Since God created everything and everyone that exists, any other "god" would merely be a creation of the One God. As such, they would be subject to His ultimate will and could not be considered equal to Him. Thus, they would be false gods, because they are not the only true God. In olden times (and sometimes today), idols served as false gods. Then there are the gods of mythology. I believe there are also created beings (sometimes humans) who claim to be gods. But, again, they are false gods. In comparison to YHWH, they are not gods at all.

I'll wrap up this article with this: everyone has a "god" - what they owe ultimate allegiance to. This may be a philosophy, a religion, an idol, or even themselves. But if that target of ultimate allegiance is not Almighty God, it is a false god. It seems like we humans are made to worship and we will find something to worship, one way or another. But there is only One Who is worthy of such allegiance and worship - because He made us and loves us more than we love ourselves. As a consequence, He has made Himself known to us (as much as we are capable of comprehending) in the Bible. He has provided a means of escaping the human problem that we are all born into. But He never forces us to love Him (if He did, it wouldn't be real love, would it?) He seems to love freedom more than that people are doing the right thing, otherwise no one would do bad things because He would prevent it. One day, though, He will set matters right.
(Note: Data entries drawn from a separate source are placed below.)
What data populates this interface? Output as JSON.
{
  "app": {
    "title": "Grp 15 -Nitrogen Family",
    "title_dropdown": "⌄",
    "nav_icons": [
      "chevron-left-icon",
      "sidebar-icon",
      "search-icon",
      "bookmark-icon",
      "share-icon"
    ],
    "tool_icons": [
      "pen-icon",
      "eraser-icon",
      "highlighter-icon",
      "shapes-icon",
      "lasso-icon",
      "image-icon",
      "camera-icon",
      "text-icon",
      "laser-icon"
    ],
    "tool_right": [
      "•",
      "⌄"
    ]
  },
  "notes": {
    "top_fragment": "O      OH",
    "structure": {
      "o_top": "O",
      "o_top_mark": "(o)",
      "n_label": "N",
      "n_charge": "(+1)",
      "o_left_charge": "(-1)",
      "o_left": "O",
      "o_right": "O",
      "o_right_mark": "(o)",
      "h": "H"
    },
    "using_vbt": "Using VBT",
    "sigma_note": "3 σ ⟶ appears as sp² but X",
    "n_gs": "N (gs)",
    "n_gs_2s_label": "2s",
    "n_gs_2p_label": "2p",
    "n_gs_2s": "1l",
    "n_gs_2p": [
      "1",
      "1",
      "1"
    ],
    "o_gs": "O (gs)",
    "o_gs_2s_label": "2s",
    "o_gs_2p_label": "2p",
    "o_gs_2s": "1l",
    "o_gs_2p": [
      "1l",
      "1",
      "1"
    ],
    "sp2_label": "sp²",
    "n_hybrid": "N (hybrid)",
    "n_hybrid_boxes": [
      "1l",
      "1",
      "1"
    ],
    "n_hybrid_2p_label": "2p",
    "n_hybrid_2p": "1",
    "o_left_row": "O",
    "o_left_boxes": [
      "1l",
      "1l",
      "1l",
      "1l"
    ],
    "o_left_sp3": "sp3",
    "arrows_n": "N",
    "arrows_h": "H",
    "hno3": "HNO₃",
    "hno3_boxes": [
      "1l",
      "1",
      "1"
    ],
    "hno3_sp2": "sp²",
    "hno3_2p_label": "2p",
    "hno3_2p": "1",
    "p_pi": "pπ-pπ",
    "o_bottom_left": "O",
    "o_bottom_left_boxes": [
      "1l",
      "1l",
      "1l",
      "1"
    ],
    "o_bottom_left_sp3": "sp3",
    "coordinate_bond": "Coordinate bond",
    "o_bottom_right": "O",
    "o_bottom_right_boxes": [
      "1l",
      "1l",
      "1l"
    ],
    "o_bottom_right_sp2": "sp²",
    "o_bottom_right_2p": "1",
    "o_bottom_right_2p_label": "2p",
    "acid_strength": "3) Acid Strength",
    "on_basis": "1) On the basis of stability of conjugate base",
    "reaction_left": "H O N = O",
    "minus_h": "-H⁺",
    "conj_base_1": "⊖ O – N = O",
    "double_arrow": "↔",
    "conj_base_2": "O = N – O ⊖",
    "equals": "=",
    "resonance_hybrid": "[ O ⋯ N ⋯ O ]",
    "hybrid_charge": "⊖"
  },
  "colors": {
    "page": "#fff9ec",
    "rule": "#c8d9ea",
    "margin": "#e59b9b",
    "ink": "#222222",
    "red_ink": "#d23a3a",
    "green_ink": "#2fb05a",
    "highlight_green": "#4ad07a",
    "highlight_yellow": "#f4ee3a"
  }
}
How sad that those who seek freedom from Him always end up enslaved to something far less! They wear chains and shackles they cannot see and march in stubborn lockstep toward in death and destruction - and they are free to do so. But as long as breath remains, each of us has the chance to choose Him instead of our own false gods.

1 Exodus 3:13-14
2 Genesis 1:1
3 Leviticus 11:44 , etc.
4 Genesis 17:1, Revelation 1:8, etc.
5 Job 26:14
6 Psalm 147:5 , 1 John 3:20 , etc.
7 I John 4:16
8 Psalm 50:21
9 Deuteronomy 6:4 , Mark 12:29 , etc.
10 Revelation 1:4, etc.
11 Matthew 6:9 , etc.
12 Genesis 6:6
13 Ezekiel 33:11